++++ Source data ++++
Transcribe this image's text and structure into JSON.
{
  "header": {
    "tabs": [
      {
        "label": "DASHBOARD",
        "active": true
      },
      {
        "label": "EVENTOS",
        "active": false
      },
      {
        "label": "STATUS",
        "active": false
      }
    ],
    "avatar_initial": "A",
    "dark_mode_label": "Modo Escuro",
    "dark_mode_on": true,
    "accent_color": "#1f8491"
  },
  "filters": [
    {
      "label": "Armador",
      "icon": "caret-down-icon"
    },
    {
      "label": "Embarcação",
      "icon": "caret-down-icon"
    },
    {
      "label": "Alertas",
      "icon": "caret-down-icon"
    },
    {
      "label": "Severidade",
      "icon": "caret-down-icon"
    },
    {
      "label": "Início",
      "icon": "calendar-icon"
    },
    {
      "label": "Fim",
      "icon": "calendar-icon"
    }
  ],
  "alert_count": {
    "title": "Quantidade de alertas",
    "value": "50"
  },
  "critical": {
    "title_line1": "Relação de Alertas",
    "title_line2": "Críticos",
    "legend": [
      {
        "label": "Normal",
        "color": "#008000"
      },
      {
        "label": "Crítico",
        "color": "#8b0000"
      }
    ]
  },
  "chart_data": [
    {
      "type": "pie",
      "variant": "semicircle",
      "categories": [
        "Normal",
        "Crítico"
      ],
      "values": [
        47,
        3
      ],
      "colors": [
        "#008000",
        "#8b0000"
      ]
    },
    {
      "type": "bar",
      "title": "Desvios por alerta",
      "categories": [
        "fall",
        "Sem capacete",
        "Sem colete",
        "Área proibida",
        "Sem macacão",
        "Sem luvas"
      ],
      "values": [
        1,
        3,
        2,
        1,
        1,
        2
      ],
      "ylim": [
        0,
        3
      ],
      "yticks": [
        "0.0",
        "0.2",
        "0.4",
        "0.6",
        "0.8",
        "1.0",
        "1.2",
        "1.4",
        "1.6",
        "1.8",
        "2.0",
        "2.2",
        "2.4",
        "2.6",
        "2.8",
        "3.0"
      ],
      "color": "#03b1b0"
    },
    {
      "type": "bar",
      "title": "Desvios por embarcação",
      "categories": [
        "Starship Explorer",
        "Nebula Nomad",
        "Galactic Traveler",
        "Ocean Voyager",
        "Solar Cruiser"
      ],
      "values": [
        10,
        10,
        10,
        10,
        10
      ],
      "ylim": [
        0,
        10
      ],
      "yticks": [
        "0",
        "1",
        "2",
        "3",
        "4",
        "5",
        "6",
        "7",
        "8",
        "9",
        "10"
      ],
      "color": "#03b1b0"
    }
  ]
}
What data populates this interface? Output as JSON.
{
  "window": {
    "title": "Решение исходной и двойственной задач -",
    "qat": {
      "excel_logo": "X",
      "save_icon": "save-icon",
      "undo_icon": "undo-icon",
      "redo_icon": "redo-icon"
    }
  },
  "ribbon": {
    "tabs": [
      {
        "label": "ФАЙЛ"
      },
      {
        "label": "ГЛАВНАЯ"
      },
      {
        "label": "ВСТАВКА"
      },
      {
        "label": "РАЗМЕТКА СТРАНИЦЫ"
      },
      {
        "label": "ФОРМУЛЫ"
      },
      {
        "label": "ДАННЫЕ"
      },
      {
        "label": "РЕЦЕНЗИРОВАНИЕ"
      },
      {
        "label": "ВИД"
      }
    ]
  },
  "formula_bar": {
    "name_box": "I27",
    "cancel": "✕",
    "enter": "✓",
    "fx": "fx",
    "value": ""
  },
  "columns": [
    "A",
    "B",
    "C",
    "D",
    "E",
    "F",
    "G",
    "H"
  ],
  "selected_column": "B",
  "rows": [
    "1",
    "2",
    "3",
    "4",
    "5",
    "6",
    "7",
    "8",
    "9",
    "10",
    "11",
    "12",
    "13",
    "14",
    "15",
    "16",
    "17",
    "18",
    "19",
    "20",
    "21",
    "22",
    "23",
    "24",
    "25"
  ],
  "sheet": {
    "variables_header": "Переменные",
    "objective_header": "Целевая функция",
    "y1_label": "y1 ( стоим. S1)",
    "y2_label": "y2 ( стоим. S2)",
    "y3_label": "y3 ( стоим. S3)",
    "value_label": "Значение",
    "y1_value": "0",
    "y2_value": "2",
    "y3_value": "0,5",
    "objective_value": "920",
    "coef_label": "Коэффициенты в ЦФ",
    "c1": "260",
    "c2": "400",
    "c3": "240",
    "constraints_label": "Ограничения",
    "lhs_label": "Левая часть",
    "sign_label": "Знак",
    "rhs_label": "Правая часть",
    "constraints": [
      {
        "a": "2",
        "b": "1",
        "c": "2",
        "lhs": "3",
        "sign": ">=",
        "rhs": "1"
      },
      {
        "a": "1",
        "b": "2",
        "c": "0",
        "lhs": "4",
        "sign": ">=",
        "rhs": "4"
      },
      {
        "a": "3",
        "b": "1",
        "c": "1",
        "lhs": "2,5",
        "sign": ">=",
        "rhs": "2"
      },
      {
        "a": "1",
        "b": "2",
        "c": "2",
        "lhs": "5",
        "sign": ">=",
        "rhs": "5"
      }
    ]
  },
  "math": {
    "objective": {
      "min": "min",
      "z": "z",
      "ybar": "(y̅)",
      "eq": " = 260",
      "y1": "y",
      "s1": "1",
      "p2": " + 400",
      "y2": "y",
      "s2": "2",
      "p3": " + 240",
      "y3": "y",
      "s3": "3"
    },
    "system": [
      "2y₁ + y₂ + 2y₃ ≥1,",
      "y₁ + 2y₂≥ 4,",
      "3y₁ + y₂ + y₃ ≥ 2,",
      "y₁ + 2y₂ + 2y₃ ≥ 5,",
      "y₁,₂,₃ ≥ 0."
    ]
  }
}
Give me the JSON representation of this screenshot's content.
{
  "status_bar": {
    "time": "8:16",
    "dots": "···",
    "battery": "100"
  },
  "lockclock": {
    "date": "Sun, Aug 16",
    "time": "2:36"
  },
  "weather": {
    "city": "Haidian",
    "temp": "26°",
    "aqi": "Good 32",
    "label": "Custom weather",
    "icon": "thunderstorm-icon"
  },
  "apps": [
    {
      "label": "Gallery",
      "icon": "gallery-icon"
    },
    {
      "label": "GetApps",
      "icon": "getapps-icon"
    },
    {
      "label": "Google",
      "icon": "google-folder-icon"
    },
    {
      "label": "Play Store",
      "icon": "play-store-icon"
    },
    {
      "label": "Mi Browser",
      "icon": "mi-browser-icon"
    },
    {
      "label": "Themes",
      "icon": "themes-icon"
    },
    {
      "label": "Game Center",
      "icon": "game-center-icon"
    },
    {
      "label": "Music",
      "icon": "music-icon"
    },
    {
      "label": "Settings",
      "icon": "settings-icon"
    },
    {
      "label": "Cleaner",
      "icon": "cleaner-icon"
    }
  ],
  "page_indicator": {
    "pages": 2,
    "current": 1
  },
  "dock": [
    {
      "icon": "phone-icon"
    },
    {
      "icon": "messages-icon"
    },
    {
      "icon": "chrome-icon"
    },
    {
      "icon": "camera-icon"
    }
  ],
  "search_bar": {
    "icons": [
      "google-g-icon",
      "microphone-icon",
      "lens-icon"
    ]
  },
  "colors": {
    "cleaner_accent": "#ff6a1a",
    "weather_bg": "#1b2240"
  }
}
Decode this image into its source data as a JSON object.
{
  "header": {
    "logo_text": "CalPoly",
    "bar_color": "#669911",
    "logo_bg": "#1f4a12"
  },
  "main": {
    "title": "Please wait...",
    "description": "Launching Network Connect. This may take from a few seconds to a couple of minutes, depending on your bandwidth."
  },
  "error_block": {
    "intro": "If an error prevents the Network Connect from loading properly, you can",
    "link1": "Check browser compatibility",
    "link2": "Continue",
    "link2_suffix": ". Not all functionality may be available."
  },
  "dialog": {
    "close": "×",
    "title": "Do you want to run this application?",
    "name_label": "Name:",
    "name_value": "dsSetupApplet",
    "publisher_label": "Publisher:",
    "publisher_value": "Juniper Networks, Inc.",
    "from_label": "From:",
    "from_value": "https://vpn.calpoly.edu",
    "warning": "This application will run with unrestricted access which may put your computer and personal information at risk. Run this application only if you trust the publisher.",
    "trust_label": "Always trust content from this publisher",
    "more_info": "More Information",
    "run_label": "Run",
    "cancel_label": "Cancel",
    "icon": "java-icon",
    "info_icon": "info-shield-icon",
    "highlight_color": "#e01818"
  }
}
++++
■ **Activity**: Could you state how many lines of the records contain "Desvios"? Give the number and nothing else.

■ **Response area**: 2